It was like walking through your neighborhood one snowy night with a new friend who’d lived there years ago, watching him point to long-gone stores and restaurants that used to make up the streetscape.
It was like feeling dismayed by this inscription of your new friend’s perfected past all over the present, perfected and erased, except in the theater of his mind, all over the actual snowy streetscape, with its actual storefronts.
It was like trudging silently down the snowy street with the new friend pointing to long-gone storefronts, dismayed by the theater of the past drawing its blue velvet curtain over the present, as the snow erases both.
It was like sensing you won’t see the new friend again, and realizing that every hour is a theater of victory or failure of the inscription of a present. You have just lived through an hour of failure, snowed under by the perfect past.
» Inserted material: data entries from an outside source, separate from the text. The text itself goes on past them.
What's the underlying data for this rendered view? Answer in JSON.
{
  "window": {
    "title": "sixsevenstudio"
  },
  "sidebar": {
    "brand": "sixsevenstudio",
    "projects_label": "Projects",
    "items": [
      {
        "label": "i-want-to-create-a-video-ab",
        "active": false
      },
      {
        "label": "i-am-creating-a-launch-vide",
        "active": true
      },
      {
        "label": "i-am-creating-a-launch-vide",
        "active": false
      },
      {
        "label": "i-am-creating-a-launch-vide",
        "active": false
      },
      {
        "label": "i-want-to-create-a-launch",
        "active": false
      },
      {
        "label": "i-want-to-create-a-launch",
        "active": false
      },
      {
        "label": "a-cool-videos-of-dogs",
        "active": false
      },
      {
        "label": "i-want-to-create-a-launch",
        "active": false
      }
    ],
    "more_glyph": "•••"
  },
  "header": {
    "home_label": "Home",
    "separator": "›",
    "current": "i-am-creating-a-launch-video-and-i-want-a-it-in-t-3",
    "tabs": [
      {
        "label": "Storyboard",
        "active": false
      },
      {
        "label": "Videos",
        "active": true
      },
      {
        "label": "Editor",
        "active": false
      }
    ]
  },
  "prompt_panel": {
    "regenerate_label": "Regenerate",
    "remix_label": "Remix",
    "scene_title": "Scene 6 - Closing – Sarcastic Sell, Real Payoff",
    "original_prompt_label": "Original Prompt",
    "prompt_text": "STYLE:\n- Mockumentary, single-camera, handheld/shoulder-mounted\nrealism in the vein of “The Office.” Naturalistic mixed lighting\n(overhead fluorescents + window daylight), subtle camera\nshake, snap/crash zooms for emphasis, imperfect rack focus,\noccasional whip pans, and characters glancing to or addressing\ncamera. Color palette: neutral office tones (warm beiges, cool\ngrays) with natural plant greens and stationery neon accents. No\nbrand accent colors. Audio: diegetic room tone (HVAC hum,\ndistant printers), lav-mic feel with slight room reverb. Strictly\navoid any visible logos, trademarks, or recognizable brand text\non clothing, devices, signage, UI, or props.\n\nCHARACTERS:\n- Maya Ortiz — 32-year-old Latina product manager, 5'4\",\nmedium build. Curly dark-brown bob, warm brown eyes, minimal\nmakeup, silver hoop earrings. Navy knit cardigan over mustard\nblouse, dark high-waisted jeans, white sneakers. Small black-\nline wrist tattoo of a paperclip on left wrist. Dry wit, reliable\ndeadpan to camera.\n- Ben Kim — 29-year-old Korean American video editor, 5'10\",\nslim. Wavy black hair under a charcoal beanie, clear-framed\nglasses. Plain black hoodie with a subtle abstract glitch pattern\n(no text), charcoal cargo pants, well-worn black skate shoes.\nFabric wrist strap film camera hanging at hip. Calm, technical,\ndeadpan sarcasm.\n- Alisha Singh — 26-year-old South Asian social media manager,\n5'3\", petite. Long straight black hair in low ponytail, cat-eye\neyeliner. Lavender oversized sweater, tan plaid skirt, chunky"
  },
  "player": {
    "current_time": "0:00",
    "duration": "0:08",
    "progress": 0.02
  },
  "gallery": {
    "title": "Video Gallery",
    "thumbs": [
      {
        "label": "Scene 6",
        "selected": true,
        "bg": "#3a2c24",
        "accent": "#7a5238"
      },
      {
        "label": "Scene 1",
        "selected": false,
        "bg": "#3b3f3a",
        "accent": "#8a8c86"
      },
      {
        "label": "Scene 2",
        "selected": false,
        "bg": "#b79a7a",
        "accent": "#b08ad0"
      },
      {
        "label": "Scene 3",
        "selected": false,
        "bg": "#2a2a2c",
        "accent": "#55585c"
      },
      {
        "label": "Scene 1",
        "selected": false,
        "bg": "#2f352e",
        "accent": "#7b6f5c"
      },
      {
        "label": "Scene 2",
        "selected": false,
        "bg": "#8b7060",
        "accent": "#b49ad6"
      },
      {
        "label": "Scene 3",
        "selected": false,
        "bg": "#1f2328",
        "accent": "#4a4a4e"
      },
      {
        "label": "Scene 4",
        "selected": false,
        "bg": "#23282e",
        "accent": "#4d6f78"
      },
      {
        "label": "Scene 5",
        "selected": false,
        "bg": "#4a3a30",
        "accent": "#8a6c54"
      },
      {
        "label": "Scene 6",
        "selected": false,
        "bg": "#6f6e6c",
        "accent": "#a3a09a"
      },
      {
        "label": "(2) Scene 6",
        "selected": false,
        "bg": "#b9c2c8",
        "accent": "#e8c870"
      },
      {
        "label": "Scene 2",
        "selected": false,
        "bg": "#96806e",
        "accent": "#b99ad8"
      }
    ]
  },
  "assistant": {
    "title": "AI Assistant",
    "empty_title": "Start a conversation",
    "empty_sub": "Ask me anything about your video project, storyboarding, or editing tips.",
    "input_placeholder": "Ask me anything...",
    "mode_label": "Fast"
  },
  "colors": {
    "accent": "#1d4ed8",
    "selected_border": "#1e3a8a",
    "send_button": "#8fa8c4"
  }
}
Donna Stonecipher is the author of three books of poems, most recently The Cosmopolitan (2008, winner of the National Poetry Series). A fourth, Model City, is forthcoming from Shearsman in 2015. She lives in Berlin.